July 19, 2012 by EmerJencyWEBB
Had a great airway lab today. A few pearls I picked up today to document for later study/review…
- position of comfort is key in metastable airways
- remember the key anatomic differences in peds vs. adults
- shoulder roll for positioning
- most use cuffed tubes for all kids these days
- prophylactic pretreatment with atropine is not typically done anymore
- may have to choose one tube size smaller in kids with swollen structures to prevent complications at time of extubation (i.e. subglottic stenosis)
- Great PDF about Pediatric Emergency Airway Management.

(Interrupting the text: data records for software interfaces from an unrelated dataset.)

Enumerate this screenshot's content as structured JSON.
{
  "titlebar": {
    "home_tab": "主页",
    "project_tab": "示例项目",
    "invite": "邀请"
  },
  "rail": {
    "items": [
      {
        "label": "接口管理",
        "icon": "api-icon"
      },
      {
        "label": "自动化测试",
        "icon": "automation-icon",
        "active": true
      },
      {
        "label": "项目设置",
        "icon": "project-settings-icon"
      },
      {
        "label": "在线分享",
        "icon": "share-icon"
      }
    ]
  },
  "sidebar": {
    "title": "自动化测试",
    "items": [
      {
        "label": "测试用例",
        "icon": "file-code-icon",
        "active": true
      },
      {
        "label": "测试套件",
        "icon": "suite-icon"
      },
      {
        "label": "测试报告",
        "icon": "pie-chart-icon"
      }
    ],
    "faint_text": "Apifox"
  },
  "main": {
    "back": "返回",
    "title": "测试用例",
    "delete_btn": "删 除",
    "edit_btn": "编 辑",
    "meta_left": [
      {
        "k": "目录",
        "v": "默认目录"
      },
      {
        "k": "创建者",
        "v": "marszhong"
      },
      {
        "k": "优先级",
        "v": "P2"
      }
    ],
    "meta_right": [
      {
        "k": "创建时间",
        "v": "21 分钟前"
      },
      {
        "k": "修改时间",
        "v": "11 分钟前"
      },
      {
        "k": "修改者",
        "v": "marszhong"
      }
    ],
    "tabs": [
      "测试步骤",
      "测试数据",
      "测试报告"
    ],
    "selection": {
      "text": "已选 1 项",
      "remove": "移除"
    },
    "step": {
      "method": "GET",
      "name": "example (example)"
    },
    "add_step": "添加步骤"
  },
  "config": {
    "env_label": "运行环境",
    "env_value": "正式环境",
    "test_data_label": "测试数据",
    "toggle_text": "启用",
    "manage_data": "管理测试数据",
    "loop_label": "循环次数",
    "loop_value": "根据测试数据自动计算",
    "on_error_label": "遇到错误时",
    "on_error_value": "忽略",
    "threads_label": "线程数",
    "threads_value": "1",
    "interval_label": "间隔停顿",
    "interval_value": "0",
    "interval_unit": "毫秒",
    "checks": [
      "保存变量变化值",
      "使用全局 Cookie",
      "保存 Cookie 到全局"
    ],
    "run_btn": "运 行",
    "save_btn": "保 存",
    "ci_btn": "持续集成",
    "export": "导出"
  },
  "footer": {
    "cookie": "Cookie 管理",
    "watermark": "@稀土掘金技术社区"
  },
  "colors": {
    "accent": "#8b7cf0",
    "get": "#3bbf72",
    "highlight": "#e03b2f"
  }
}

- The procedure is easy. The decision is hard. Once you make that decision, the rest will fall into place.
- The finger can see better than your eyes (we did this procedure with greased up glasses on). Be able to do this procedure blindly.
- If you use ETT, choose 5.0 or 6.0

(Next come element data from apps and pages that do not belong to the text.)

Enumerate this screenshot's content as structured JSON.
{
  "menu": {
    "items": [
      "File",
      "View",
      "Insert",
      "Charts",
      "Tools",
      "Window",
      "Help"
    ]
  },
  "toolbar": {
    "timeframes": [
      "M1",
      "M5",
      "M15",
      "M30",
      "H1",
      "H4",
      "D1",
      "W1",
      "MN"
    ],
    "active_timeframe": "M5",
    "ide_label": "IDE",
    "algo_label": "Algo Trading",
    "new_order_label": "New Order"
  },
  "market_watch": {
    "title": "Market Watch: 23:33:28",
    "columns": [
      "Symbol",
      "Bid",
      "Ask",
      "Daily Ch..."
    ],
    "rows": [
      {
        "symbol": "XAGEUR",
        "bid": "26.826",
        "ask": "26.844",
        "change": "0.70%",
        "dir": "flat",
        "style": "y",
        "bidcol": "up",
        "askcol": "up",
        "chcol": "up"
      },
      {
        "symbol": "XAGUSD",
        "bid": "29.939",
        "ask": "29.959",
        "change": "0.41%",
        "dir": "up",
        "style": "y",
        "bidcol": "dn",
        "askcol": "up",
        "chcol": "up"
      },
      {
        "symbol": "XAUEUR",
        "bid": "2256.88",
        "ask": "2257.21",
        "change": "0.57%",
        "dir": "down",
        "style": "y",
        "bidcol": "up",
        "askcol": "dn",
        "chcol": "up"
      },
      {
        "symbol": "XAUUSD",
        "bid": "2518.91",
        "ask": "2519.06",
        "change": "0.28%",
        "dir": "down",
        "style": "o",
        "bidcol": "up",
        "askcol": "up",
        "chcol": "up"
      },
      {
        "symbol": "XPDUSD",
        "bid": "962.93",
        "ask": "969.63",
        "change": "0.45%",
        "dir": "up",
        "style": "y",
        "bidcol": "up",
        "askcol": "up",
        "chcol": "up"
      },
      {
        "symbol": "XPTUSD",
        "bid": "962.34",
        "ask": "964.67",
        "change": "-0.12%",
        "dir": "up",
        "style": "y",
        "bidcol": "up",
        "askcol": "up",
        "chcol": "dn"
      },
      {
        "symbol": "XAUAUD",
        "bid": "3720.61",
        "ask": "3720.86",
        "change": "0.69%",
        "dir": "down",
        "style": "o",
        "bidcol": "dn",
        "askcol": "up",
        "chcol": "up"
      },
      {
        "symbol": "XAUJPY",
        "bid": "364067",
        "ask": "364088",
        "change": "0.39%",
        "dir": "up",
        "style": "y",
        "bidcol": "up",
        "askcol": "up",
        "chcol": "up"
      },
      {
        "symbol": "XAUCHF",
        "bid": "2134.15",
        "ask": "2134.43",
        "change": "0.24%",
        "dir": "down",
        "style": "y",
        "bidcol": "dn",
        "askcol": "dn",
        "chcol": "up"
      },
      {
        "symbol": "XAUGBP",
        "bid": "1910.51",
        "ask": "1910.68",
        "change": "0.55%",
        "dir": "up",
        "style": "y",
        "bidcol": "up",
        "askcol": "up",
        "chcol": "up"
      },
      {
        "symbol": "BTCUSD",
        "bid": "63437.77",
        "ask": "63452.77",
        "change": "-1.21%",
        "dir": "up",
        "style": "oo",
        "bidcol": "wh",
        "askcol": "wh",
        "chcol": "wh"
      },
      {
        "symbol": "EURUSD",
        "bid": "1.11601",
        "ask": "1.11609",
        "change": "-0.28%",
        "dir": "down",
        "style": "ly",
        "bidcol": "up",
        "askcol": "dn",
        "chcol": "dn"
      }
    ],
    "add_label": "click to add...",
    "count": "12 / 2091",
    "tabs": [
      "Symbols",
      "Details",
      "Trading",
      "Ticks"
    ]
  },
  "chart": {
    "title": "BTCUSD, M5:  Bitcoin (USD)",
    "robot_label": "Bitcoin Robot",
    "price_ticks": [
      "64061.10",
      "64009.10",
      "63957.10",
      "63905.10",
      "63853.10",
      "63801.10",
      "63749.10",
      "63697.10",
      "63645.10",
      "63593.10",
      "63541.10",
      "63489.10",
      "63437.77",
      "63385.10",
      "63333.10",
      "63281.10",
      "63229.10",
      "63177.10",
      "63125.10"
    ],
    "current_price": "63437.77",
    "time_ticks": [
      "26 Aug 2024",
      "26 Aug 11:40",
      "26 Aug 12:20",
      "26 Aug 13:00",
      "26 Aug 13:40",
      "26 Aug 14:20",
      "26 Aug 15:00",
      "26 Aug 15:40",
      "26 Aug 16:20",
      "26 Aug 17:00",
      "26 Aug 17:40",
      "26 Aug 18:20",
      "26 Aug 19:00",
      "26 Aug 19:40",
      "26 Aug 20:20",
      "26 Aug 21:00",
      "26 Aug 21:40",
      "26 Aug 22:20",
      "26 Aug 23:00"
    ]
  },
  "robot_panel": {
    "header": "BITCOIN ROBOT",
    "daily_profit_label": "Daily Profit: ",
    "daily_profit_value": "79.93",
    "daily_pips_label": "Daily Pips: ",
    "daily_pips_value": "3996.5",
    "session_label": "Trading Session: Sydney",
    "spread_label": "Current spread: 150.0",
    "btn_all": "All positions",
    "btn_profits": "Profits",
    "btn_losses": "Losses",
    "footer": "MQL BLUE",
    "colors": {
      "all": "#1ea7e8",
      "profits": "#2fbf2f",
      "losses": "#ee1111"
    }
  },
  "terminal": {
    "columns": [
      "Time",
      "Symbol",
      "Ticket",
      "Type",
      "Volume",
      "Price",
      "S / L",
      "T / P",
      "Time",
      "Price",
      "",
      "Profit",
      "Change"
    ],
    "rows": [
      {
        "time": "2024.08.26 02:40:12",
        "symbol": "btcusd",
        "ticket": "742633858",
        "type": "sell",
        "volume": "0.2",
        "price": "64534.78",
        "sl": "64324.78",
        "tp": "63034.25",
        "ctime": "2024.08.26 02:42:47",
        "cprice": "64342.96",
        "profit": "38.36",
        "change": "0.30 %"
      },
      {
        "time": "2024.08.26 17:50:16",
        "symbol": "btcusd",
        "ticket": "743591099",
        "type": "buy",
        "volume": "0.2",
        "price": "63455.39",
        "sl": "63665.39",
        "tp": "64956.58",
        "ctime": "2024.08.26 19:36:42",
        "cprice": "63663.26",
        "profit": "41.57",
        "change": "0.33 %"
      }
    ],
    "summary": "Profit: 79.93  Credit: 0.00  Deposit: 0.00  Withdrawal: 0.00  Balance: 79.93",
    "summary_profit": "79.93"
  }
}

- use fast 1-2 second bursts
- exhalation is passive for 3-5 seconds
- if jet insufflator is not available, may take large angiocath for tracheal puncture, and add the plastic connector from a 3.0 ETT to ventilate with BVM

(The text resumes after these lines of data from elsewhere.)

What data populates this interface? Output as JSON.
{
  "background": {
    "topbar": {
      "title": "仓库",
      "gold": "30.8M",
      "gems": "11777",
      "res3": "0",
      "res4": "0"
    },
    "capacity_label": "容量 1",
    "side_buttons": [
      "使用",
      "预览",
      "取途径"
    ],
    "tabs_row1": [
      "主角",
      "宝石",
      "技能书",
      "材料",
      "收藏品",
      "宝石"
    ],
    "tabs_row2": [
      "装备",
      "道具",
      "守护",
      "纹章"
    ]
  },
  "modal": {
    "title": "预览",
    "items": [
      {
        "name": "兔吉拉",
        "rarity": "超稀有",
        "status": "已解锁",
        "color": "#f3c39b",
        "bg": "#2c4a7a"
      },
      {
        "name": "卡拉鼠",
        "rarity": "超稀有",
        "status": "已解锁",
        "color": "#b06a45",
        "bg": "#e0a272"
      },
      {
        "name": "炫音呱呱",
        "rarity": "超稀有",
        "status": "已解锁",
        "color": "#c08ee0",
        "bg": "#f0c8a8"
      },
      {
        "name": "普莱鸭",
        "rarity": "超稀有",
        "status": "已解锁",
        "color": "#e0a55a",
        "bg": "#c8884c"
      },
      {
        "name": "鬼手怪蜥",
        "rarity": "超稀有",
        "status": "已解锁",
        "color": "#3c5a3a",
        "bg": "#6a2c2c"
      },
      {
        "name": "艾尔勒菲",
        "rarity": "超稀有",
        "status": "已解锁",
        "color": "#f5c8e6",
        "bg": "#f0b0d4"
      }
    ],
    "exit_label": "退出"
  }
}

- More on Jet Insufflation
- Practice, practice, practice
- Remember to load ETT before you go down (poor form if you find cords, but can’t pass a tube)
- Keep an awake airway algorithm (drugs, dosages, pre-meds, etc…) in your bag of tricks at all times.
- It is possible to bougie through a King Airway, and change out to ETT
- Remember to lube the ILMA up prior to the procedure (makes a big difference)
- Don’t get too close to glottis with glidescope, enhance your view by backing up a little to see your tube better.
- Get in the habit of touching every vent you put your patient on.
- Know the critical alarm sounds well, and respond to them like a code blue
- Volume A/C is a great mode for the ED patient
- However, if the pt is spontaneously breathing and intubated for non-respiratory reason, there is nothing wrong with pressure support ventilation and 40% FIO2 (not everyone needs 100% to start out)
- For the severe asthmatic/COPD, decrease the respiratory rate, up the flow rate to 80-100, increase the expiratory time, know the pressure/volume curve for auto-peep and several treatments for this (i.e. they may do well with a PEEP of 0)
Link goes to my favorite airway checklist I’ve found and have been using for myself.
Credit to R. Strayer / S. Weingart / P. Andrus / R. Arntﬁeld Mount Sinai School of Medicine / v13 / 7.8.2012